• **ABOUT THIS TASK**
Every record below is to be reproduced exactly.

(Entries from a dataset of interfaces)

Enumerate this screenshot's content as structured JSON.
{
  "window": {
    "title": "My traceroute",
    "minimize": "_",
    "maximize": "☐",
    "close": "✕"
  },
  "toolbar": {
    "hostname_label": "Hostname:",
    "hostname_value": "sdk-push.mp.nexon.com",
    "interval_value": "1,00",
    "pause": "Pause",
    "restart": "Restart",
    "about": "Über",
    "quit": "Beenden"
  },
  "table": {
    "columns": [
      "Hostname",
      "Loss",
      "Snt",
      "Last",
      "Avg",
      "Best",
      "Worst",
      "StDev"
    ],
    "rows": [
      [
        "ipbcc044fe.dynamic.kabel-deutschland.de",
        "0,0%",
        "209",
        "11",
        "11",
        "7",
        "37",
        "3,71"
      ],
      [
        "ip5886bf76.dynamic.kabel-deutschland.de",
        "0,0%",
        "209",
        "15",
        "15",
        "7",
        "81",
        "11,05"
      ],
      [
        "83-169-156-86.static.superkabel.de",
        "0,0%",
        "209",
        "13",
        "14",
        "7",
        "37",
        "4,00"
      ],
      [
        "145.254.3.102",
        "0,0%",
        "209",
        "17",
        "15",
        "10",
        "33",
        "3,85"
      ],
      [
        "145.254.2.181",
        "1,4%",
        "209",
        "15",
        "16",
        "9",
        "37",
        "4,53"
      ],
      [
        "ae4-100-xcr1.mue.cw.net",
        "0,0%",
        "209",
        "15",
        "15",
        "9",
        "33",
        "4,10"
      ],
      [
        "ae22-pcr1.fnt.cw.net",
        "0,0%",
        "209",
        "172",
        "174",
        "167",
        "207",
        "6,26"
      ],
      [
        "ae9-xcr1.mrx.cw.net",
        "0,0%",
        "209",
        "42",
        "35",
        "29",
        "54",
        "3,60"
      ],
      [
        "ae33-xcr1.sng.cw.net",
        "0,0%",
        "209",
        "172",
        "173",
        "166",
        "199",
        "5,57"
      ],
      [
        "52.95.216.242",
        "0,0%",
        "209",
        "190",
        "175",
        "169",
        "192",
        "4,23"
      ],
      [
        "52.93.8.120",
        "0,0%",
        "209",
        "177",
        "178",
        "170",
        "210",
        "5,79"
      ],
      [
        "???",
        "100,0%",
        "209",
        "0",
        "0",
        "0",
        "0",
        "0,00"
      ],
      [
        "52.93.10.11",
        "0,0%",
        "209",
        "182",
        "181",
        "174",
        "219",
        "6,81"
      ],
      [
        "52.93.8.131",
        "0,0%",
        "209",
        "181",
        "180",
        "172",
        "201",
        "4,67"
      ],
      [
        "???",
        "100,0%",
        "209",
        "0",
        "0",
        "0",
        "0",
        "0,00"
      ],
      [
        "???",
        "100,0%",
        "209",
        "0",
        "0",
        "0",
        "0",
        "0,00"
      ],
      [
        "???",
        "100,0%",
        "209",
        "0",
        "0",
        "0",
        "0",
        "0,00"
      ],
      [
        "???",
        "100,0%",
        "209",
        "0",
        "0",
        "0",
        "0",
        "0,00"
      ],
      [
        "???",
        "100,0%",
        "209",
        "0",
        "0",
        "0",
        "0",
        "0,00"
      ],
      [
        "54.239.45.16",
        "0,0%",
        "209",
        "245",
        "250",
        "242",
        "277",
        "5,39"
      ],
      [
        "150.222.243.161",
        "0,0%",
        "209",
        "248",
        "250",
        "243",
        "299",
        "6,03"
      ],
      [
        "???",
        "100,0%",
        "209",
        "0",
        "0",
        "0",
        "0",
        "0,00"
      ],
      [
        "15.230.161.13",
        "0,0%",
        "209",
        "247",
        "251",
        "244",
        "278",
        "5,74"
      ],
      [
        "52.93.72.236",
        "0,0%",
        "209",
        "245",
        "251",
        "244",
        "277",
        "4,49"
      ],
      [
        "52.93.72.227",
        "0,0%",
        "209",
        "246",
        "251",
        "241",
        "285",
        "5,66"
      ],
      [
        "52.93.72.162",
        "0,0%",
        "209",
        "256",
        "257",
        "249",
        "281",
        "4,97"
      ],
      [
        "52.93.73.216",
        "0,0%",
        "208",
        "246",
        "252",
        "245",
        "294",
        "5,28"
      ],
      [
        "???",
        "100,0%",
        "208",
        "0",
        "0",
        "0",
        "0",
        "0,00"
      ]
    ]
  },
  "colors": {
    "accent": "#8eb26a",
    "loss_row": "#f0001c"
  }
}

• **YOUR RESPONSE**
Enumerate this screenshot's content as structured JSON.
{
  "window": {
    "title": "My traceroute",
    "minimize": "_",
    "maximize": "☐",
    "close": "✕"
  },
  "toolbar": {
    "hostname_label": "Hostname:",
    "hostname_value": "sdk-push.mp.nexon.com",
    "interval_value": "1,00",
    "pause": "Pause",
    "restart": "Restart",
    "about": "Über",
    "quit": "Beenden"
  },
  "table": {
    "columns": [
      "Hostname",
      "Loss",
      "Snt",
      "Last",
      "Avg",
      "Best",
      "Worst",
      "StDev"
    ],
    "rows": [
      [
        "ipbcc044fe.dynamic.kabel-deutschland.de",
        "0,0%",
        "209",
        "11",
        "11",
        "7",
        "37",
        "3,71"
      ],
      [
        "ip5886bf76.dynamic.kabel-deutschland.de",
        "0,0%",
        "209",
        "15",
        "15",
        "7",
        "81",
        "11,05"
      ],
      [
        "83-169-156-86.static.superkabel.de",
        "0,0%",
        "209",
        "13",
        "14",
        "7",
        "37",
        "4,00"
      ],
      [
        "145.254.3.102",
        "0,0%",
        "209",
        "17",
        "15",
        "10",
        "33",
        "3,85"
      ],
      [
        "145.254.2.181",
        "1,4%",
        "209",
        "15",
        "16",
        "9",
        "37",
        "4,53"
      ],
      [
        "ae4-100-xcr1.mue.cw.net",
        "0,0%",
        "209",
        "15",
        "15",
        "9",
        "33",
        "4,10"
      ],
      [
        "ae22-pcr1.fnt.cw.net",
        "0,0%",
        "209",
        "172",
        "174",
        "167",
        "207",
        "6,26"
      ],
      [
        "ae9-xcr1.mrx.cw.net",
        "0,0%",
        "209",
        "42",
        "35",
        "29",
        "54",
        "3,60"
      ],
      [
        "ae33-xcr1.sng.cw.net",
        "0,0%",
        "209",
        "172",
        "173",
        "166",
        "199",
        "5,57"
      ],
      [
        "52.95.216.242",
        "0,0%",
        "209",
        "190",
        "175",
        "169",
        "192",
        "4,23"
      ],
      [
        "52.93.8.120",
        "0,0%",
        "209",
        "177",
        "178",
        "170",
        "210",
        "5,79"
      ],
      [
        "???",
        "100,0%",
        "209",
        "0",
        "0",
        "0",
        "0",
        "0,00"
      ],
      [
        "52.93.10.11",
        "0,0%",
        "209",
        "182",
        "181",
        "174",
        "219",
        "6,81"
      ],
      [
        "52.93.8.131",
        "0,0%",
        "209",
        "181",
        "180",
        "172",
        "201",
        "4,67"
      ],
      [
        "???",
        "100,0%",
        "209",
        "0",
        "0",
        "0",
        "0",
        "0,00"
      ],
      [
        "???",
        "100,0%",
        "209",
        "0",
        "0",
        "0",
        "0",
        "0,00"
      ],
      [
        "???",
        "100,0%",
        "209",
        "0",
        "0",
        "0",
        "0",
        "0,00"
      ],
      [
        "???",
        "100,0%",
        "209",
        "0",
        "0",
        "0",
        "0",
        "0,00"
      ],
      [
        "???",
        "100,0%",
        "209",
        "0",
        "0",
        "0",
        "0",
        "0,00"
      ],
      [
        "54.239.45.16",
        "0,0%",
        "209",
        "245",
        "250",
        "242",
        "277",
        "5,39"
      ],
      [
        "150.222.243.161",
        "0,0%",
        "209",
        "248",
        "250",
        "243",
        "299",
        "6,03"
      ],
      [
        "???",
        "100,0%",
        "209",
        "0",
        "0",
        "0",
        "0",
        "0,00"
      ],
      [
        "15.230.161.13",
        "0,0%",
        "209",
        "247",
        "251",
        "244",
        "278",
        "5,74"
      ],
      [
        "52.93.72.236",
        "0,0%",
        "209",
        "245",
        "251",
        "244",
        "277",
        "4,49"
      ],
      [
        "52.93.72.227",
        "0,0%",
        "209",
        "246",
        "251",
        "241",
        "285",
        "5,66"
      ],
      [
        "52.93.72.162",
        "0,0%",
        "209",
        "256",
        "257",
        "249",
        "281",
        "4,97"
      ],
      [
        "52.93.73.216",
        "0,0%",
        "208",
        "246",
        "252",
        "245",
        "294",
        "5,28"
      ],
      [
        "???",
        "100,0%",
        "208",
        "0",
        "0",
        "0",
        "0",
        "0,00"
      ]
    ]
  },
  "colors": {
    "accent": "#8eb26a",
    "loss_row": "#f0001c"
  }
}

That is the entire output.